- Wright was denied multiple requests for hormone treatment despite an official diagnosis of gender dysphoria, the Oregonian reported, citing the lawsuit.
- The suit also said Wright was placed in segregation or solitary confinement for weeks and sometimes months, the paper reported.
- Corrections officers also told Wright to “man up,” “be a man,” and called her a “freak” and a homophobic slur, the Oregonian said, citing the suit.
- Wright also was facing $4,220 in medical fees related to a suicide attempt, the paper reported, but the state agreed to nix those fees as part of the settlement.
What else is happening?
- Mat dos Santos, legal director of the ACLU's Oregon office, which represented Wright, said his client is “under consideration” for transfer to the state’s lone women’s prison, the Oregonian reported.
- “I’m around men all the time.
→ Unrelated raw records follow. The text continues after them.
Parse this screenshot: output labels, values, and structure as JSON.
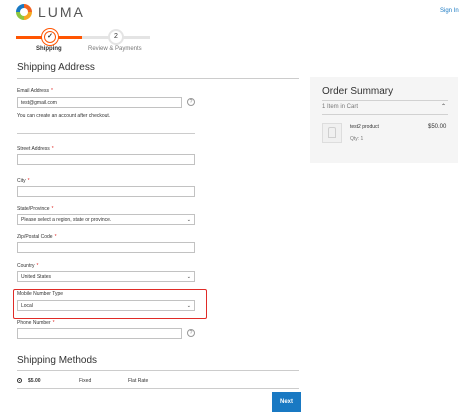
{
  "header": {
    "logo_text": "LUMA",
    "sign_in": "Sign In"
  },
  "progress": {
    "step1_label": "Shipping",
    "step2_number": "2",
    "step2_label": "Review & Payments",
    "step1_icon": "checkmark-icon"
  },
  "shipping_address": {
    "title": "Shipping Address",
    "email_label": "Email Address",
    "email_value": "test@gmail.com",
    "help_glyph": "?",
    "email_note": "You can create an account after checkout.",
    "street_label": "Street Address",
    "city_label": "City",
    "state_label": "State/Province",
    "state_value": "Please select a region, state or province.",
    "zip_label": "Zip/Postal Code",
    "country_label": "Country",
    "country_value": "United States",
    "mobile_type_label": "Mobile Number Type",
    "mobile_type_value": "Local",
    "phone_label": "Phone Number",
    "required_mark": "*"
  },
  "shipping_methods": {
    "title": "Shipping Methods",
    "price": "$5.00",
    "carrier_title": "Fixed",
    "method_title": "Flat Rate",
    "next_button": "Next"
  },
  "order_summary": {
    "title": "Order Summary",
    "items_in_cart": "1 Item in Cart",
    "product_name": "test2 product",
    "product_price": "$50.00",
    "product_qty": "Qty: 1"
  },
  "colors": {
    "accent": "#ff5501",
    "link": "#1979c3",
    "highlight_border": "#e02b27"
  }
}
I don’t identify as a man, and I don’t relate to them," Wright told the paper in a phone call from prison. "For me, it’s a negative experience.”
- Wright continues to be listed on the state’s offender website as a man, the Oregonian reported.
- The state also said it would consider Wright’s request for a curling iron and flat iron and agreed to allow Wright to use an electric razor “without restriction as to where on her body she can use it,” the paper said.
- The state also promised to provide Wright with “clothing appropriate for her size,” including bras, the Oregonian added.
- Dos Santos said his client has requested an orchiectomy — a surgical procedure to remove the testicles — before Wright is released next year, the paper said.
What did the state have to say?
- The Department of Corrections didn’t respond when asked if employees faced discipline as a result of Wright’s harassment allegations, the Oregonian reported.
- Colette Peters, director of the Department of Corrections, said in a Tuesday statement that the agency disagrees with many of Wright’s allegations but “never disputed the basic principles that transgender individuals within our care and custody should have access to quality medical and mental health care, and that they should be treated in a respectful, inclusive manner," the paper said.
- The state said it would continue to refer to inmates by “their preferred pronouns," the Oregonian reported.
- “Staff should not purposely use an incorrect pronoun,” the directive states, according to the paper, and employees can't harass or discipline transgender inmates, for instance, over wearing makeup “or because of staff’s personal views or beliefs regarding transgender persons.”